Component data from apps and pages
%%

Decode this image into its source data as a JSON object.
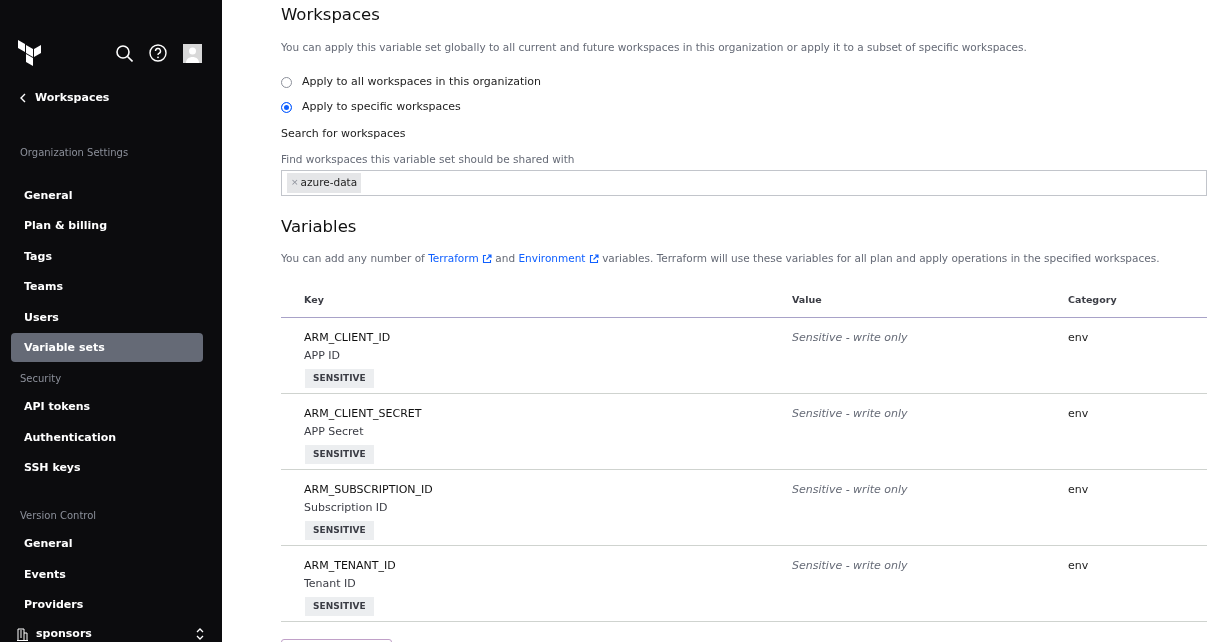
{
  "sidebar": {
    "back_link": "Workspaces",
    "sections": [
      {
        "title": "Organization Settings",
        "items": [
          {
            "label": "General",
            "selected": false
          },
          {
            "label": "Plan & billing",
            "selected": false
          },
          {
            "label": "Tags",
            "selected": false
          },
          {
            "label": "Teams",
            "selected": false
          },
          {
            "label": "Users",
            "selected": false
          },
          {
            "label": "Variable sets",
            "selected": true
          }
        ]
      },
      {
        "title": "Security",
        "items": [
          {
            "label": "API tokens",
            "selected": false
          },
          {
            "label": "Authentication",
            "selected": false
          },
          {
            "label": "SSH keys",
            "selected": false
          }
        ]
      },
      {
        "title": "Version Control",
        "items": [
          {
            "label": "General",
            "selected": false
          },
          {
            "label": "Events",
            "selected": false
          },
          {
            "label": "Providers",
            "selected": false
          }
        ]
      }
    ],
    "org_switcher": "sponsors"
  },
  "workspaces": {
    "title": "Workspaces",
    "description": "You can apply this variable set globally to all current and future workspaces in this organization or apply it to a subset of specific workspaces.",
    "options": [
      {
        "label": "Apply to all workspaces in this organization",
        "selected": false
      },
      {
        "label": "Apply to specific workspaces",
        "selected": true
      }
    ],
    "search": {
      "label": "Search for workspaces",
      "hint": "Find workspaces this variable set should be shared with",
      "tags": [
        {
          "remove": "×",
          "label": "azure-data"
        }
      ]
    }
  },
  "variables": {
    "title": "Variables",
    "description": [
      {
        "kind": "text",
        "text": "You can add any number of "
      },
      {
        "kind": "link",
        "text": "Terraform"
      },
      {
        "kind": "text",
        "text": " and "
      },
      {
        "kind": "link",
        "text": "Environment"
      },
      {
        "kind": "text",
        "text": " variables. Terraform will use these variables for all plan and apply operations in the specified workspaces."
      }
    ],
    "table": {
      "columns": [
        "Key",
        "Value",
        "Category"
      ],
      "rows": [
        {
          "key": "ARM_CLIENT_ID",
          "description": "APP ID",
          "badge": "SENSITIVE",
          "value": "Sensitive - write only",
          "category": "env"
        },
        {
          "key": "ARM_CLIENT_SECRET",
          "description": "APP Secret",
          "badge": "SENSITIVE",
          "value": "Sensitive - write only",
          "category": "env"
        },
        {
          "key": "ARM_SUBSCRIPTION_ID",
          "description": "Subscription ID",
          "badge": "SENSITIVE",
          "value": "Sensitive - write only",
          "category": "env"
        },
        {
          "key": "ARM_TENANT_ID",
          "description": "Tenant ID",
          "badge": "SENSITIVE",
          "value": "Sensitive - write only",
          "category": "env"
        }
      ]
    }
  }
}
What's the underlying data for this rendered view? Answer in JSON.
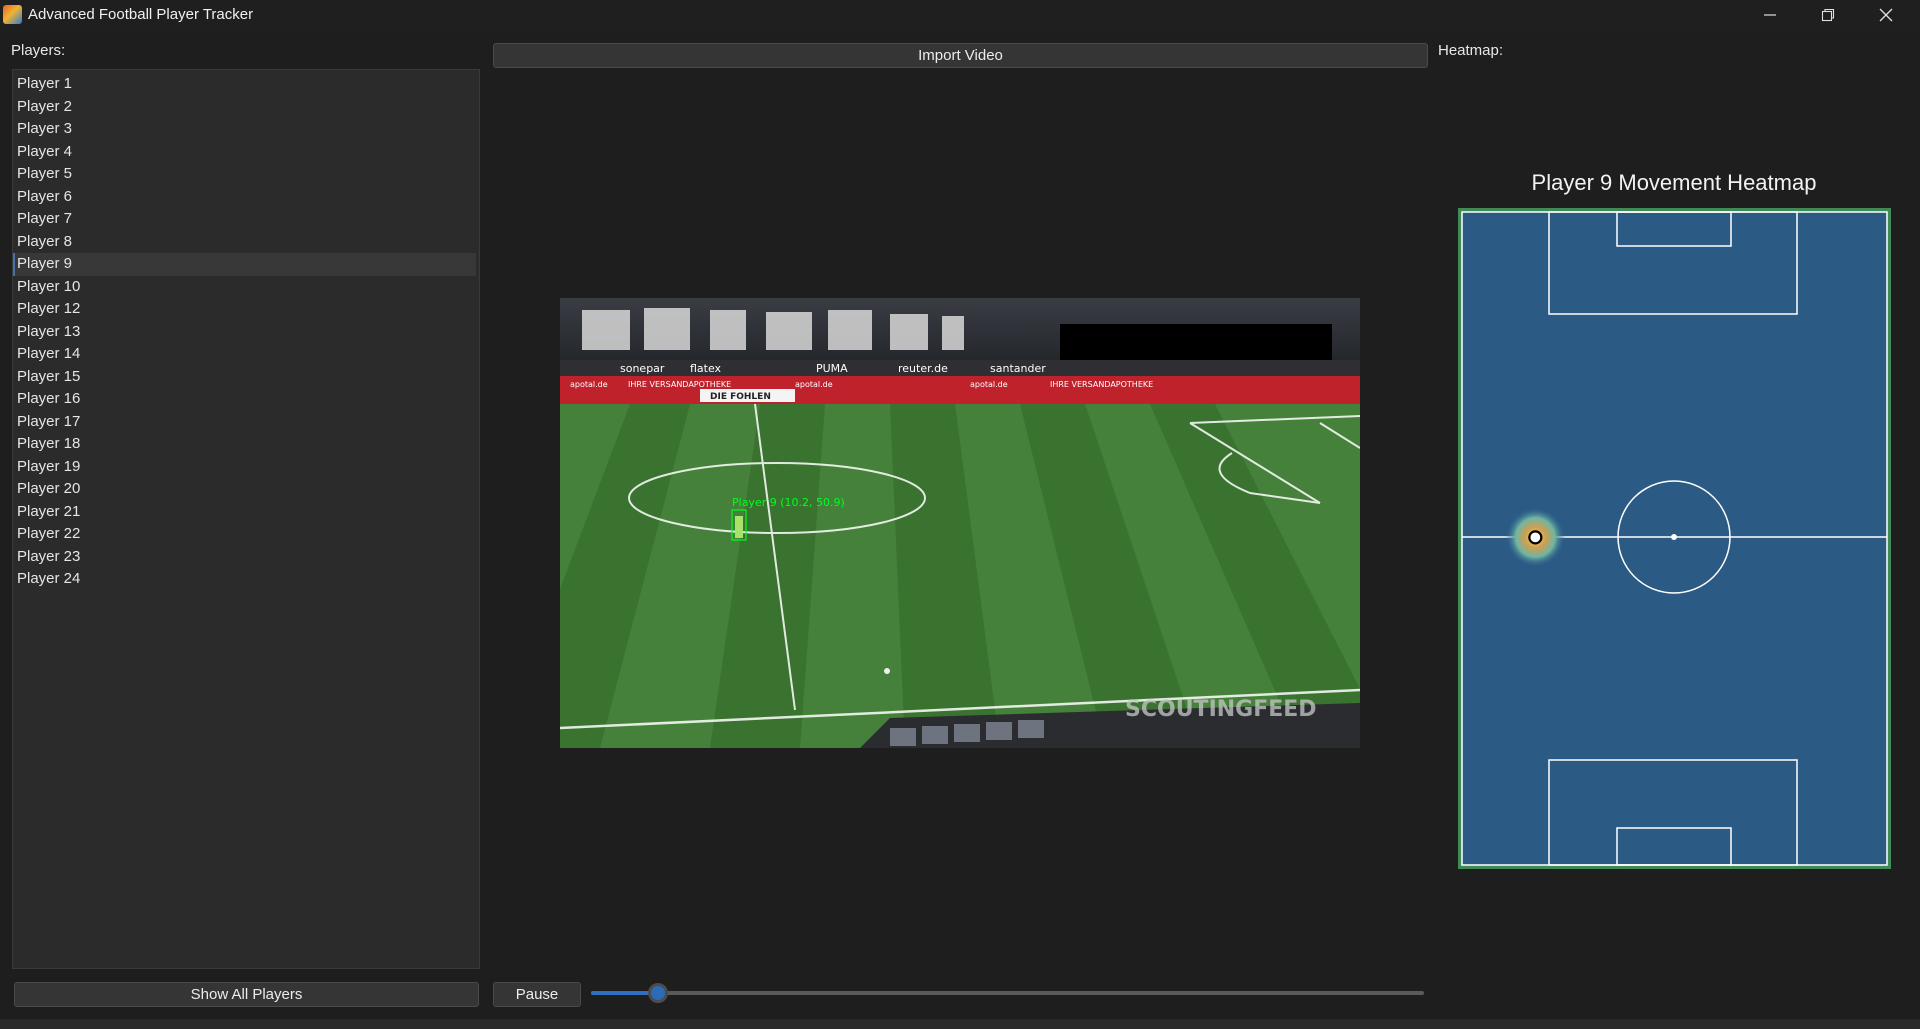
{
  "window": {
    "title": "Advanced Football Player Tracker",
    "icons": {
      "app": "app-logo-icon",
      "minimize": "minimize-icon",
      "maximize": "restore-icon",
      "close": "close-icon"
    }
  },
  "players_panel": {
    "label": "Players:",
    "items": [
      "Player 1",
      "Player 2",
      "Player 3",
      "Player 4",
      "Player 5",
      "Player 6",
      "Player 7",
      "Player 8",
      "Player 9",
      "Player 10",
      "Player 12",
      "Player 13",
      "Player 14",
      "Player 15",
      "Player 16",
      "Player 17",
      "Player 18",
      "Player 19",
      "Player 20",
      "Player 21",
      "Player 22",
      "Player 23",
      "Player 24"
    ],
    "selected": "Player 9",
    "show_all_label": "Show All Players"
  },
  "video_panel": {
    "import_label": "Import Video",
    "pause_label": "Pause",
    "frame": {
      "player_overlay_label": "Player 9 (10.2, 50.9)",
      "watermark": "SCOUTINGFEED",
      "ad_texts": [
        "sonepar",
        "flatex",
        "PUMA",
        "reuter.de",
        "santander",
        "apotal.de",
        "IHRE VERSANDAPOTHEKE",
        "DIE FOHLEN"
      ],
      "colors": {
        "overlay": "#00ff1e",
        "grass_light": "#4d8a3a",
        "grass_dark": "#3b7430"
      }
    },
    "playback_position": 0.08
  },
  "heatmap_panel": {
    "label": "Heatmap:",
    "title": "Player 9 Movement Heatmap",
    "hotspot": {
      "x": 10.2,
      "y": 50.9
    },
    "colors": {
      "pitch": "#2b5a85",
      "lines": "#ffffff",
      "border": "#3f8a55"
    }
  }
}
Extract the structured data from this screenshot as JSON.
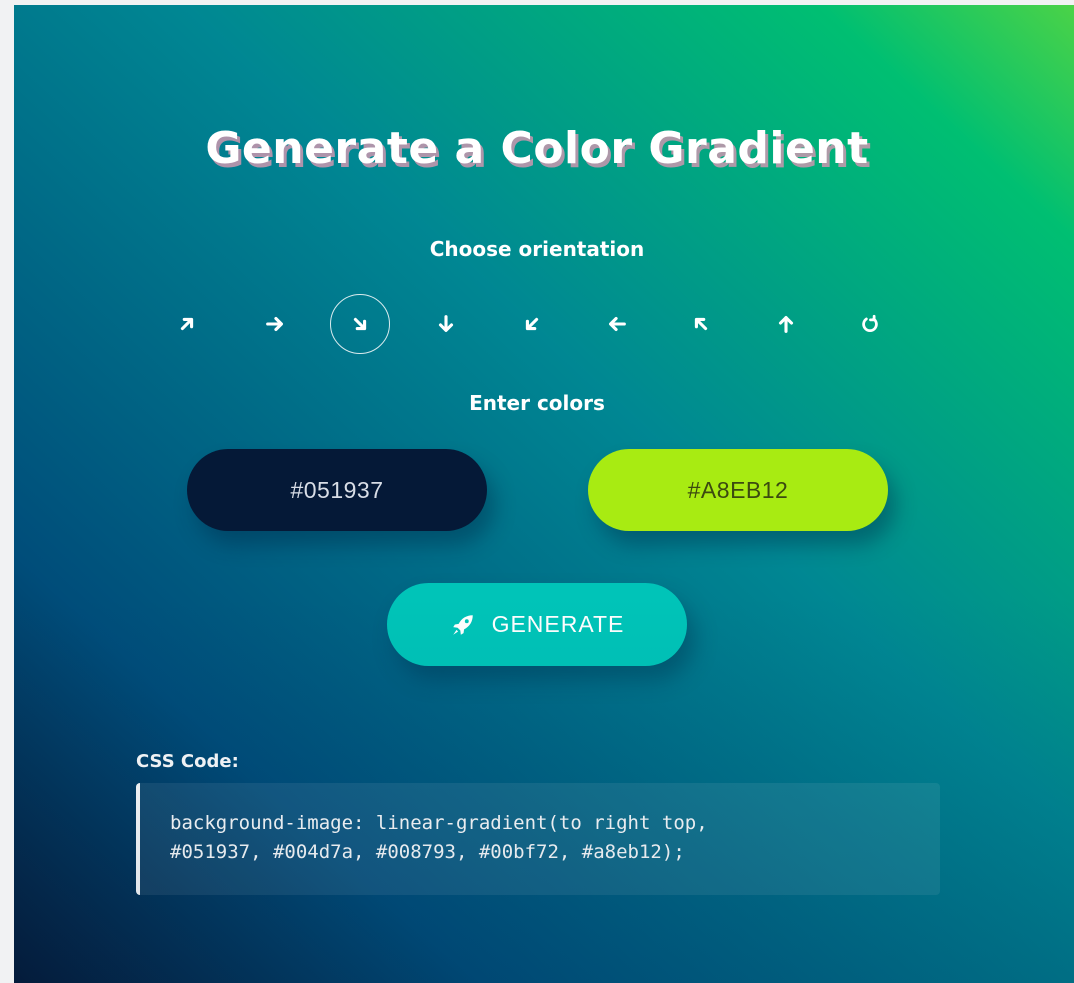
{
  "title": "Generate a Color Gradient",
  "orientation": {
    "label": "Choose orientation",
    "selected": "to-bottom-right",
    "options": [
      {
        "name": "to-top-right",
        "icon": "arrow-up-right-icon"
      },
      {
        "name": "to-right",
        "icon": "arrow-right-icon"
      },
      {
        "name": "to-bottom-right",
        "icon": "arrow-down-right-icon"
      },
      {
        "name": "to-bottom",
        "icon": "arrow-down-icon"
      },
      {
        "name": "to-bottom-left",
        "icon": "arrow-down-left-icon"
      },
      {
        "name": "to-left",
        "icon": "arrow-left-icon"
      },
      {
        "name": "to-top-left",
        "icon": "arrow-up-left-icon"
      },
      {
        "name": "to-top",
        "icon": "arrow-up-icon"
      },
      {
        "name": "radial",
        "icon": "rotate-icon"
      }
    ]
  },
  "colors": {
    "label": "Enter colors",
    "color1": "#051937",
    "color2": "#A8EB12"
  },
  "generate": {
    "label": "GENERATE",
    "icon": "rocket-icon"
  },
  "css_code": {
    "heading": "CSS Code:",
    "line1": "background-image: linear-gradient(to right top,",
    "line2": "#051937, #004d7a, #008793, #00bf72, #a8eb12);"
  },
  "theme": {
    "button_color": "#00c4b8",
    "text_color": "#ffffff"
  }
}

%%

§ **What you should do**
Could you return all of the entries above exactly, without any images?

§ **Result for this exercise**
Decode this image into its source data as a JSON object.
{
  "sidebar": {
    "back_link": "Workspaces",
    "sections": [
      {
        "title": "Organization Settings",
        "items": [
          {
            "label": "General",
            "selected": false
          },
          {
            "label": "Plan & billing",
            "selected": false
          },
          {
            "label": "Tags",
            "selected": false
          },
          {
            "label": "Teams",
            "selected": false
          },
          {
            "label": "Users",
            "selected": false
          },
          {
            "label": "Variable sets",
            "selected": true
          }
        ]
      },
      {
        "title": "Security",
        "items": [
          {
            "label": "API tokens",
            "selected": false
          },
          {
            "label": "Authentication",
            "selected": false
          },
          {
            "label": "SSH keys",
            "selected": false
          }
        ]
      },
      {
        "title": "Version Control",
        "items": [
          {
            "label": "General",
            "selected": false
          },
          {
            "label": "Events",
            "selected": false
          },
          {
            "label": "Providers",
            "selected": false
          }
        ]
      }
    ],
    "org_switcher": "sponsors"
  },
  "workspaces": {
    "title": "Workspaces",
    "description": "You can apply this variable set globally to all current and future workspaces in this organization or apply it to a subset of specific workspaces.",
    "options": [
      {
        "label": "Apply to all workspaces in this organization",
        "selected": false
      },
      {
        "label": "Apply to specific workspaces",
        "selected": true
      }
    ],
    "search": {
      "label": "Search for workspaces",
      "hint": "Find workspaces this variable set should be shared with",
      "tags": [
        {
          "remove": "×",
          "label": "azure-data"
        }
      ]
    }
  },
  "variables": {
    "title": "Variables",
    "description": [
      {
        "kind": "text",
        "text": "You can add any number of "
      },
      {
        "kind": "link",
        "text": "Terraform"
      },
      {
        "kind": "text",
        "text": " and "
      },
      {
        "kind": "link",
        "text": "Environment"
      },
      {
        "kind": "text",
        "text": " variables. Terraform will use these variables for all plan and apply operations in the specified workspaces."
      }
    ],
    "table": {
      "columns": [
        "Key",
        "Value",
        "Category"
      ],
      "rows": [
        {
          "key": "ARM_CLIENT_ID",
          "description": "APP ID",
          "badge": "SENSITIVE",
          "value": "Sensitive - write only",
          "category": "env"
        },
        {
          "key": "ARM_CLIENT_SECRET",
          "description": "APP Secret",
          "badge": "SENSITIVE",
          "value": "Sensitive - write only",
          "category": "env"
        },
        {
          "key": "ARM_SUBSCRIPTION_ID",
          "description": "Subscription ID",
          "badge": "SENSITIVE",
          "value": "Sensitive - write only",
          "category": "env"
        },
        {
          "key": "ARM_TENANT_ID",
          "description": "Tenant ID",
          "badge": "SENSITIVE",
          "value": "Sensitive - write only",
          "category": "env"
        }
      ]
    }
  }
}
What's the underlying data for this rendered view? Answer in JSON.
{
  "window": {
    "title": "Advanced Football Player Tracker",
    "icons": {
      "app": "app-logo-icon",
      "minimize": "minimize-icon",
      "maximize": "restore-icon",
      "close": "close-icon"
    }
  },
  "players_panel": {
    "label": "Players:",
    "items": [
      "Player 1",
      "Player 2",
      "Player 3",
      "Player 4",
      "Player 5",
      "Player 6",
      "Player 7",
      "Player 8",
      "Player 9",
      "Player 10",
      "Player 12",
      "Player 13",
      "Player 14",
      "Player 15",
      "Player 16",
      "Player 17",
      "Player 18",
      "Player 19",
      "Player 20",
      "Player 21",
      "Player 22",
      "Player 23",
      "Player 24"
    ],
    "selected": "Player 9",
    "show_all_label": "Show All Players"
  },
  "video_panel": {
    "import_label": "Import Video",
    "pause_label": "Pause",
    "frame": {
      "player_overlay_label": "Player 9 (10.2, 50.9)",
      "watermark": "SCOUTINGFEED",
      "ad_texts": [
        "sonepar",
        "flatex",
        "PUMA",
        "reuter.de",
        "santander",
        "apotal.de",
        "IHRE VERSANDAPOTHEKE",
        "DIE FOHLEN"
      ],
      "colors": {
        "overlay": "#00ff1e",
        "grass_light": "#4d8a3a",
        "grass_dark": "#3b7430"
      }
    },
    "playback_position": 0.08
  },
  "heatmap_panel": {
    "label": "Heatmap:",
    "title": "Player 9 Movement Heatmap",
    "hotspot": {
      "x": 10.2,
      "y": 50.9
    },
    "colors": {
      "pitch": "#2b5a85",
      "lines": "#ffffff",
      "border": "#3f8a55"
    }
  }
}
Extract the structured data from this screenshot as JSON.
{
  "title": "Generate a Color Gradient",
  "orientation": {
    "label": "Choose orientation",
    "selected": "to-bottom-right",
    "options": [
      {
        "name": "to-top-right",
        "icon": "arrow-up-right-icon"
      },
      {
        "name": "to-right",
        "icon": "arrow-right-icon"
      },
      {
        "name": "to-bottom-right",
        "icon": "arrow-down-right-icon"
      },
      {
        "name": "to-bottom",
        "icon": "arrow-down-icon"
      },
      {
        "name": "to-bottom-left",
        "icon": "arrow-down-left-icon"
      },
      {
        "name": "to-left",
        "icon": "arrow-left-icon"
      },
      {
        "name": "to-top-left",
        "icon": "arrow-up-left-icon"
      },
      {
        "name": "to-top",
        "icon": "arrow-up-icon"
      },
      {
        "name": "radial",
        "icon": "rotate-icon"
      }
    ]
  },
  "colors": {
    "label": "Enter colors",
    "color1": "#051937",
    "color2": "#A8EB12"
  },
  "generate": {
    "label": "GENERATE",
    "icon": "rocket-icon"
  },
  "css_code": {
    "heading": "CSS Code:",
    "line1": "background-image: linear-gradient(to right top,",
    "line2": "#051937, #004d7a, #008793, #00bf72, #a8eb12);"
  },
  "theme": {
    "button_color": "#00c4b8",
    "text_color": "#ffffff"
  }
}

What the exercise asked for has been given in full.